## Exercise
The answer must be the full listing, written out exactly.

Start of Block

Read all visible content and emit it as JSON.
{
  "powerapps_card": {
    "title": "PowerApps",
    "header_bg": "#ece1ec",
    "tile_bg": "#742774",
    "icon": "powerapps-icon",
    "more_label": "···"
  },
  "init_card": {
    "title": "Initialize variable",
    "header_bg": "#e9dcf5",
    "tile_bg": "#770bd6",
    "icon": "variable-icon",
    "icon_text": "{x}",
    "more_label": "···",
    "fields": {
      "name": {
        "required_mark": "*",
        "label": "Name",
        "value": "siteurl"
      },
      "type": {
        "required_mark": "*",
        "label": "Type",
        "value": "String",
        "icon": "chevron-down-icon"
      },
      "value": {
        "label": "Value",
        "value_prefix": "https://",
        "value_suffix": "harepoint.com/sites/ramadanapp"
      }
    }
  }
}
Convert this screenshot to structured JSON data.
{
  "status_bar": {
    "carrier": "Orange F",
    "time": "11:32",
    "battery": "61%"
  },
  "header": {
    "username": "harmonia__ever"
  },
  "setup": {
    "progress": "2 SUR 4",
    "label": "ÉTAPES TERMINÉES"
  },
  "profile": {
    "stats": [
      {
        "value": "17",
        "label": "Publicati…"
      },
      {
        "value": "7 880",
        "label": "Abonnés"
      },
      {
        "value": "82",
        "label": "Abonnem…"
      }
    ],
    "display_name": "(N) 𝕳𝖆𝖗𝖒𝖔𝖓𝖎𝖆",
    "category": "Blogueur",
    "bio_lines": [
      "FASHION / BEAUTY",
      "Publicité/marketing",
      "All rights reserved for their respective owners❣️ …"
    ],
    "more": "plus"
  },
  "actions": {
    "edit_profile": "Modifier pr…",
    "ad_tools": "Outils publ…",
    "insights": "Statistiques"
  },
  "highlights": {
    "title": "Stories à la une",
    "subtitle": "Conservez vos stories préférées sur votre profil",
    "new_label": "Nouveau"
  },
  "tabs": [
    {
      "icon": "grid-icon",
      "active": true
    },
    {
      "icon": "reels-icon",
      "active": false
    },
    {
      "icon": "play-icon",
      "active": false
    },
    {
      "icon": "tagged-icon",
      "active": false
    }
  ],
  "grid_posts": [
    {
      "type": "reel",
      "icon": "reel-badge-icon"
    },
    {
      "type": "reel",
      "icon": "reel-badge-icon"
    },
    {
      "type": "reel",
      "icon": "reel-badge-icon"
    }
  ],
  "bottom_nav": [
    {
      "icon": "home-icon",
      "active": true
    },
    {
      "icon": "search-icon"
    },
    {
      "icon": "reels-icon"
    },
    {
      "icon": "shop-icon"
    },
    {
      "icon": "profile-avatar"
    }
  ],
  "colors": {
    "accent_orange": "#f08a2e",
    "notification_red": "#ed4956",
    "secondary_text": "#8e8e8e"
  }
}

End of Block

## Task result
Read all visible content and emit it as JSON.
{
  "powerapps_card": {
    "title": "PowerApps",
    "header_bg": "#ece1ec",
    "tile_bg": "#742774",
    "icon": "powerapps-icon",
    "more_label": "···"
  },
  "init_card": {
    "title": "Initialize variable",
    "header_bg": "#e9dcf5",
    "tile_bg": "#770bd6",
    "icon": "variable-icon",
    "icon_text": "{x}",
    "more_label": "···",
    "fields": {
      "name": {
        "required_mark": "*",
        "label": "Name",
        "value": "siteurl"
      },
      "type": {
        "required_mark": "*",
        "label": "Type",
        "value": "String",
        "icon": "chevron-down-icon"
      },
      "value": {
        "label": "Value",
        "value_prefix": "https://",
        "value_suffix": "harepoint.com/sites/ramadanapp"
      }
    }
  }
}
Convert this screenshot to structured JSON data.
{
  "status_bar": {
    "carrier": "Orange F",
    "time": "11:32",
    "battery": "61%"
  },
  "header": {
    "username": "harmonia__ever"
  },
  "setup": {
    "progress": "2 SUR 4",
    "label": "ÉTAPES TERMINÉES"
  },
  "profile": {
    "stats": [
      {
        "value": "17",
        "label": "Publicati…"
      },
      {
        "value": "7 880",
        "label": "Abonnés"
      },
      {
        "value": "82",
        "label": "Abonnem…"
      }
    ],
    "display_name": "(N) 𝕳𝖆𝖗𝖒𝖔𝖓𝖎𝖆",
    "category": "Blogueur",
    "bio_lines": [
      "FASHION / BEAUTY",
      "Publicité/marketing",
      "All rights reserved for their respective owners❣️ …"
    ],
    "more": "plus"
  },
  "actions": {
    "edit_profile": "Modifier pr…",
    "ad_tools": "Outils publ…",
    "insights": "Statistiques"
  },
  "highlights": {
    "title": "Stories à la une",
    "subtitle": "Conservez vos stories préférées sur votre profil",
    "new_label": "Nouveau"
  },
  "tabs": [
    {
      "icon": "grid-icon",
      "active": true
    },
    {
      "icon": "reels-icon",
      "active": false
    },
    {
      "icon": "play-icon",
      "active": false
    },
    {
      "icon": "tagged-icon",
      "active": false
    }
  ],
  "grid_posts": [
    {
      "type": "reel",
      "icon": "reel-badge-icon"
    },
    {
      "type": "reel",
      "icon": "reel-badge-icon"
    },
    {
      "type": "reel",
      "icon": "reel-badge-icon"
    }
  ],
  "bottom_nav": [
    {
      "icon": "home-icon",
      "active": true
    },
    {
      "icon": "search-icon"
    },
    {
      "icon": "reels-icon"
    },
    {
      "icon": "shop-icon"
    },
    {
      "icon": "profile-avatar"
    }
  ],
  "colors": {
    "accent_orange": "#f08a2e",
    "notification_red": "#ed4956",
    "secondary_text": "#8e8e8e"
  }
}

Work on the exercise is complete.